And therein lies the dilemma. I was hoping that Keith Reid would have provided us with richer imagery and greater depth while maintaining the connection to the storyline, but so much for hope. Reid’s version makes no mention of any of the characters, so forget about the narrative. He throws in a Valkyrie to impress us with his knowledge of Norse mythology, leaving us gasping for meaning. He makes the fatal error of personifying a cemetery (“Here lies a coffin”, cries the cemetery, “it calls to me”) and sums things up with “Burnt by fire, blind in sight, lost in ire,” an odd set of images to describe a hurricane that killed the travelers by freezing them to death. While it’s entirely possible that Reid was using the Longfellow poem to depict the horrors of the Holocaust, he fell far short of making a firm connection to an “aha” moment.

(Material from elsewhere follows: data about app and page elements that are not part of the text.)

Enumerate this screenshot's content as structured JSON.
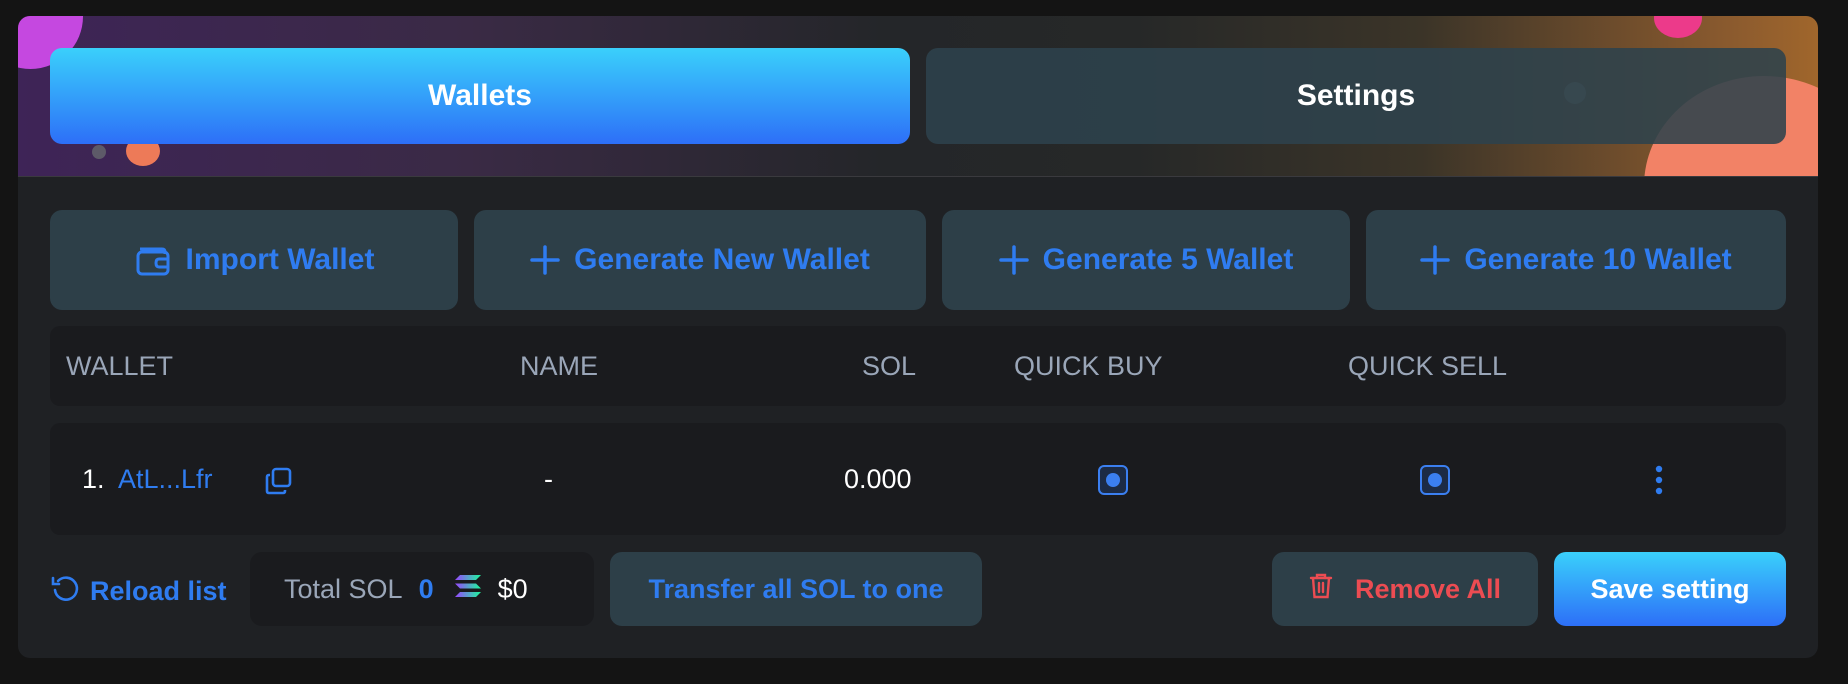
{
  "tabs": {
    "wallets": "Wallets",
    "settings": "Settings"
  },
  "actions": {
    "import": "Import Wallet",
    "generate_new": "Generate New Wallet",
    "generate_5": "Generate 5 Wallet",
    "generate_10": "Generate 10 Wallet"
  },
  "table": {
    "headers": {
      "wallet": "WALLET",
      "name": "NAME",
      "sol": "SOL",
      "quick_buy": "QUICK BUY",
      "quick_sell": "QUICK SELL"
    },
    "rows": [
      {
        "index": "1.",
        "address": "AtL...Lfr",
        "name": "-",
        "sol": "0.000",
        "quick_buy": true,
        "quick_sell": true
      }
    ]
  },
  "footer": {
    "reload": "Reload list",
    "total_label": "Total SOL",
    "total_sol": "0",
    "total_usd": "$0",
    "transfer": "Transfer all SOL to one",
    "remove_all": "Remove All",
    "save": "Save setting"
  },
  "colors": {
    "accent": "#2f7cf0",
    "danger": "#ec4c52",
    "gradient_top": "#3ad0fb",
    "gradient_bottom": "#2d6ff8",
    "panel": "#1f2124",
    "button_bg": "#2d3f48"
  },
  "icons": {
    "import": "wallet-icon",
    "generate": "plus-icon",
    "copy": "copy-icon",
    "more": "more-vertical-icon",
    "reload": "reload-icon",
    "sol": "solana-logo",
    "remove": "trash-icon"
  }
}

The music is equally inappropriate, with Brooker racing over the piano keys, Barrie Wilson desperately trying to find a rhythm and the melodramatic orchestration adding little beyond pomposity. In such a chaotic environment, Matthew Fisher’s rather thin voice has little chance of piercing through the storm. We’ll file “The Wreck of the Hesperus” under “Progressive Rock Failures” and move on.

“All This and More” (Brooker-Reid): This is a piece that clearly needed more work. The only guy who comes out of this a winner is Robin Trower, whose guitar fills give the piece some sense of coherence. Brooker oversings the muddled lyrics and for some reason finds his voice relegated to the left speaker in the closing verse in a vain attempt to perk things up. Reid throws in some more nautical imagery to absolutely no effect. Yawn.

“Crucifiction Lane” (Trower-Reid): Robin Trower’s sole vocal on the album confirms that his talents are in his fingers, not his throat. The narrator appears to be one sick, unhappy dude, and his whiny moaning quickly becomes tiresome. The song plummets when Reid tries to bring back the nautical theme and forgets that he just placed the narrator in a boat:

Tell the helmsman, “Veer to starboard”
Bring this ship around to port
And if the sea was not so salty
I could sink instead of walk

“Pilgrim’s Progress” (Fisher-Reid): Fisher’s organ reeks of “A Whiter Shade of Pale” and this pilgrim’s progress is far too pedantic to hold the listener’s interest. The pilgrim begins his journey by cloaking himself in fear; when that doesn’t work he goes exploring but realizes he misses home; he compensates for that mistake by forsaking learning, chasing money and causing pain to those closest to him. L-O-S-E-R!


Yes, Side Two is pretty much a complete waste of time, in part because the band’s decision to diversify their offerings allowed weaker songs to enter the mix. Keith Reid’s inconsistent lyrics certainly hurt the less-seasoned songwriters, whereas Gary Brooker nearly always managed to turn confusion into something approaching clarity, evoking meaning through his soulful voice.

The good news was that A Salty Dog did quite well in the UK and eliminated the perception that the band was a two-hit-wonder. As the years have passed, the album has been tagged with the “proto-progressive” or just plain “progressive” labels, and as an early example of the genre, it holds up pretty well in comparison to the more elaborate works of the 70s and beyond.

Okay. I’m going to pop that ugly mug into the post, hit PUBLISH and steel myself for the parental blowback.

Wish me luck!